[Start of Attachment]

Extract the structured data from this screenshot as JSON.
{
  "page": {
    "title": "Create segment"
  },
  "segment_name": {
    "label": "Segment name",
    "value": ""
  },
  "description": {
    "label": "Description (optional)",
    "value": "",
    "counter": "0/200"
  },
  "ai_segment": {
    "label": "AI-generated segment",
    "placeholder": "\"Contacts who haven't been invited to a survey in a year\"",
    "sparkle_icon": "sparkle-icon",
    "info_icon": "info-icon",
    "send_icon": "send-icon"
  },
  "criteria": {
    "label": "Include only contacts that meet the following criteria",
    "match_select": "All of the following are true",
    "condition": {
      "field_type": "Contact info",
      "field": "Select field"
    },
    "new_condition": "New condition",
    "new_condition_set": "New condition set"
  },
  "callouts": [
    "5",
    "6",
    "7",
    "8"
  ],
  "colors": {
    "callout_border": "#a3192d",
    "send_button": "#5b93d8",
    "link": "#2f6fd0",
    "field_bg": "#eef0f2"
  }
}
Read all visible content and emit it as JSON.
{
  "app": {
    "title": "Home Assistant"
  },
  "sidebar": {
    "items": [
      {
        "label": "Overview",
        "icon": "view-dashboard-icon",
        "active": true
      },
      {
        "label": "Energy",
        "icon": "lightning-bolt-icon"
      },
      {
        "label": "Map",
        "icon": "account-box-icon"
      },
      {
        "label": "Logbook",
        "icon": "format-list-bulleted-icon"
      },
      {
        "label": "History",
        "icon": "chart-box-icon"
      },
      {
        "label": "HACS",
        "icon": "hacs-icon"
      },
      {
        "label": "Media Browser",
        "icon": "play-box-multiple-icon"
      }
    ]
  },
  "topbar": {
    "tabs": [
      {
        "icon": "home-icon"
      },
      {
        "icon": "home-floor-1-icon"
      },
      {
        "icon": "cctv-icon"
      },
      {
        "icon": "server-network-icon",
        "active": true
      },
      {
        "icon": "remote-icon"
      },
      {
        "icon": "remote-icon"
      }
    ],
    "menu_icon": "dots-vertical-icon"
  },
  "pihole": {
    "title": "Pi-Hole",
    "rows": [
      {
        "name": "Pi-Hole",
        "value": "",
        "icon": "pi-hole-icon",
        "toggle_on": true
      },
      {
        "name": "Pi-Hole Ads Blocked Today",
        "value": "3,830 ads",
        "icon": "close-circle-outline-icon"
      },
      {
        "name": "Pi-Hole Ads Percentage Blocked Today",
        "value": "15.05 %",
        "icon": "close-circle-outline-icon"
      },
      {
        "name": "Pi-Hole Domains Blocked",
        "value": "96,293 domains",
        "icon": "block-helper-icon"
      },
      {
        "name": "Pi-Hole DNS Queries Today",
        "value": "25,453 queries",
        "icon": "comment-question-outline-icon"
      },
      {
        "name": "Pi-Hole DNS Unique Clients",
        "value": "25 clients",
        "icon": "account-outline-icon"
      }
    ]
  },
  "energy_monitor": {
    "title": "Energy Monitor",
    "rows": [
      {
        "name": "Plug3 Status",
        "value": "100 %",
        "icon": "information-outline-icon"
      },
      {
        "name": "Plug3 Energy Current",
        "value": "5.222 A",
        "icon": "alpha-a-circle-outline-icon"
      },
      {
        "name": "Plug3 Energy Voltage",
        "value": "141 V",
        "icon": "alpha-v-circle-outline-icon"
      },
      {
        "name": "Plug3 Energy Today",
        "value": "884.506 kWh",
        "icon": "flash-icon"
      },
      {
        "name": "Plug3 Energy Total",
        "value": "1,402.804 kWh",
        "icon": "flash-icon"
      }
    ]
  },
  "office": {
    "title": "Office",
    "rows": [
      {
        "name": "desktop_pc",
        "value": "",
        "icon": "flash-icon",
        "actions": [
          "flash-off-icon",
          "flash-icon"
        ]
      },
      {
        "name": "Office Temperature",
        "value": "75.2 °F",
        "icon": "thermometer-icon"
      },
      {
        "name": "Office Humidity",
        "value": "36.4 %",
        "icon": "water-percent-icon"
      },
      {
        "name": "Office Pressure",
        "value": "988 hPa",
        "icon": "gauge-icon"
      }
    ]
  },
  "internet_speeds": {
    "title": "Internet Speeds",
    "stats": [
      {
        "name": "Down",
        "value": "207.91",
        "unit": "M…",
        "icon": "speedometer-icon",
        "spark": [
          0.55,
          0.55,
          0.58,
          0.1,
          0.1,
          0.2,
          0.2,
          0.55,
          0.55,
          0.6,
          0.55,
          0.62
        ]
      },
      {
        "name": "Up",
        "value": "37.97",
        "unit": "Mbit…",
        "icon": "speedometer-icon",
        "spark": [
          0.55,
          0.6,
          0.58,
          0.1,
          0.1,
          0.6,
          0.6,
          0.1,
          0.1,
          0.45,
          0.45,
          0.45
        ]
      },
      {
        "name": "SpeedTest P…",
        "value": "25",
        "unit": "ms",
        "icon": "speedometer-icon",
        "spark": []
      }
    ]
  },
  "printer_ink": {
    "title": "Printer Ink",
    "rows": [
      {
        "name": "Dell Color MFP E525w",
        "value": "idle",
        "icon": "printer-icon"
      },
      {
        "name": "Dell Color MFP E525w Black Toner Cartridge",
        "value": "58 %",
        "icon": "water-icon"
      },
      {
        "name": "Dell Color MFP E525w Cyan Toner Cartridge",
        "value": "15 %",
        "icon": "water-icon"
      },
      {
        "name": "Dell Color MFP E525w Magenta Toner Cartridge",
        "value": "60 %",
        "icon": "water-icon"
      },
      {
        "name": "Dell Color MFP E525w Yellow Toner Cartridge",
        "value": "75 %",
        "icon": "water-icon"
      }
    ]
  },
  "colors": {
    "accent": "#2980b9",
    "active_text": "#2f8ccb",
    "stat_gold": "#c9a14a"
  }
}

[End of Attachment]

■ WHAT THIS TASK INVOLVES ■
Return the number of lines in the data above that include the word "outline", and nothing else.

■ EXERCISE OUTPUT ■
7